The Fair Rail for Grain Farmers Act amended the Canada Transportation Act and the Canada Grain Act to ensure that Canada’s rail transportation network moves grain to markets as quickly and efficiently as possible, following a record crop year for Canadian farmers which at 76 million tonnes, was 50 per cent higher than the 10-year average.

The measures, which take effect immediately, include:

• The passing of an OIC, which sets out the minimum grain volumes that Canadian National Railway Company (CN) and Canadian Pacific Railway Company (CP) are each required to move from August 3, 2014 to November 29, 2014.

• Regulations requiring CN and CP to provide additional data on grain movement to better monitor the overall performance of the rail-based supply chain.
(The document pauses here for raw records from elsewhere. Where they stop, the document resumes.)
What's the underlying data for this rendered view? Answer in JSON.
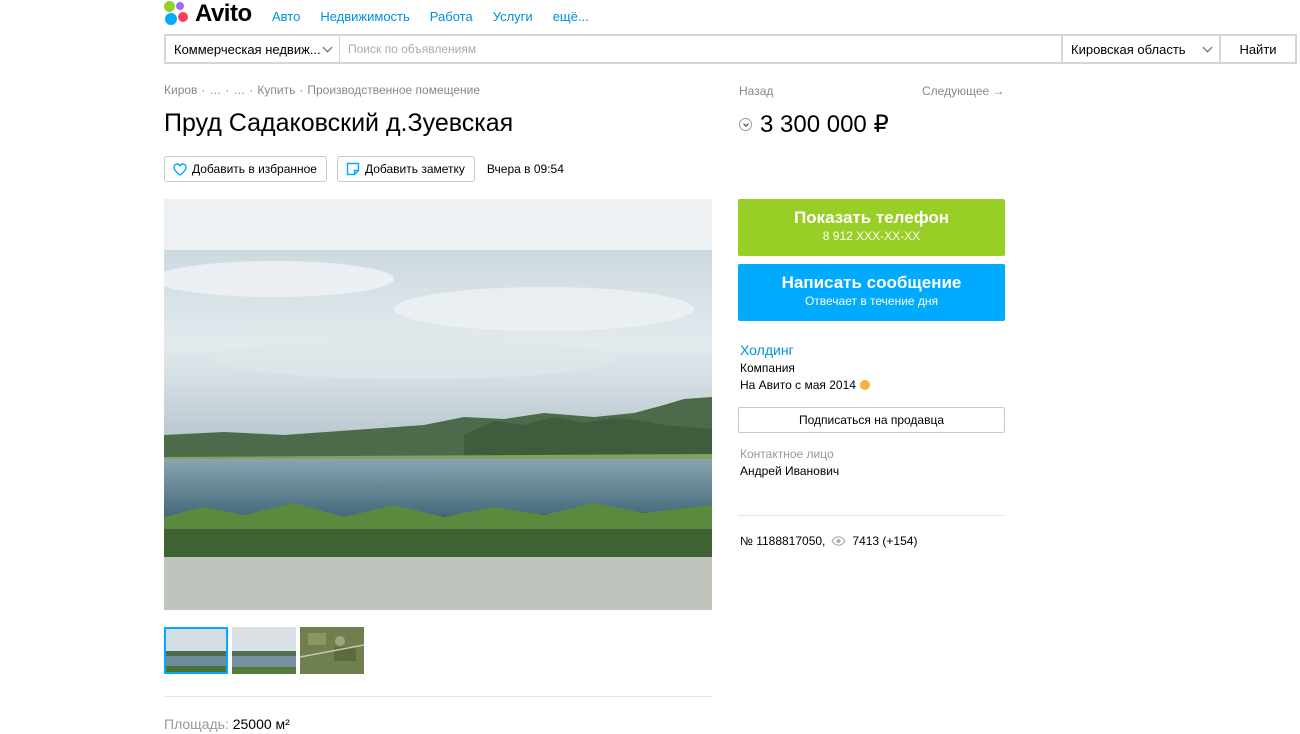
{
  "header": {
    "logo_text": "Avito",
    "nav": [
      "Авто",
      "Недвижимость",
      "Работа",
      "Услуги",
      "ещё..."
    ]
  },
  "search": {
    "category": "Коммерческая недвиж...",
    "placeholder": "Поиск по объявлениям",
    "region": "Кировская область",
    "button": "Найти"
  },
  "breadcrumb": [
    "Киров",
    "·",
    "…",
    "·",
    "…",
    "·",
    "Купить",
    "·",
    "Производственное помещение"
  ],
  "listing": {
    "title": "Пруд Садаковский д.Зуевская",
    "favorite_label": "Добавить в избранное",
    "note_label": "Добавить заметку",
    "date": "Вчера в 09:54",
    "param_label": "Площадь:",
    "param_value": "25000 м²"
  },
  "sidebar": {
    "back": "Назад",
    "next": "Следующее →",
    "price": "3 300 000 ₽",
    "phone_title": "Показать телефон",
    "phone_number": "8 912 XXX-XX-XX",
    "message_title": "Написать сообщение",
    "message_subtitle": "Отвечает в течение дня",
    "seller_name": "Холдинг",
    "seller_type": "Компания",
    "seller_since": "На Авито с мая 2014",
    "subscribe": "Подписаться на продавца",
    "contact_label": "Контактное лицо",
    "contact_name": "Андрей Иванович",
    "ad_number": "№ 1188817050,",
    "views": "7413 (+154)"
  },
  "colors": {
    "link": "#0091d9",
    "phone_button": "#97cf26",
    "message_button": "#00aaff",
    "thumb_active": "#00aaff"
  },
  "icons": [
    "heart-icon",
    "note-icon",
    "chevron-down-icon",
    "eye-icon",
    "medal-icon"
  ]
}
• Regulations to clarify the operational terms in a service level agreement that can be arbitrated by the Canadian Transportation Agency, to support commercial negotiations between shippers and railways. These newly defined rail service obligations will increase predictability for all shippers.

• An amendment to the Railway Interswitching Regulations extending the limit for rail interswitching from 30 kilometres to 160 kilometres in the provinces of Alberta, Saskatchewan and Manitoba for all commodities to increase competition among railway companies and give shippers access to alternative rail services.

• Regulations to provide farmers with better protection through more accountability for grain companies in contracts.

Since March 7, 2014, when the initial Order in Council, which set out minimum weekly volumes of grain that CN and CP were each required to move was passed, the railways have together moved an average of more than 1 million metric tonnes of grain per week. The regulations passed on August 1 are intended to maximize the amount of grain moved by rail before the winter season and allow the government to re-assess the situation later in the fall, with the longer term goal of returning carryover stocks to normal levels by the end of July 2015.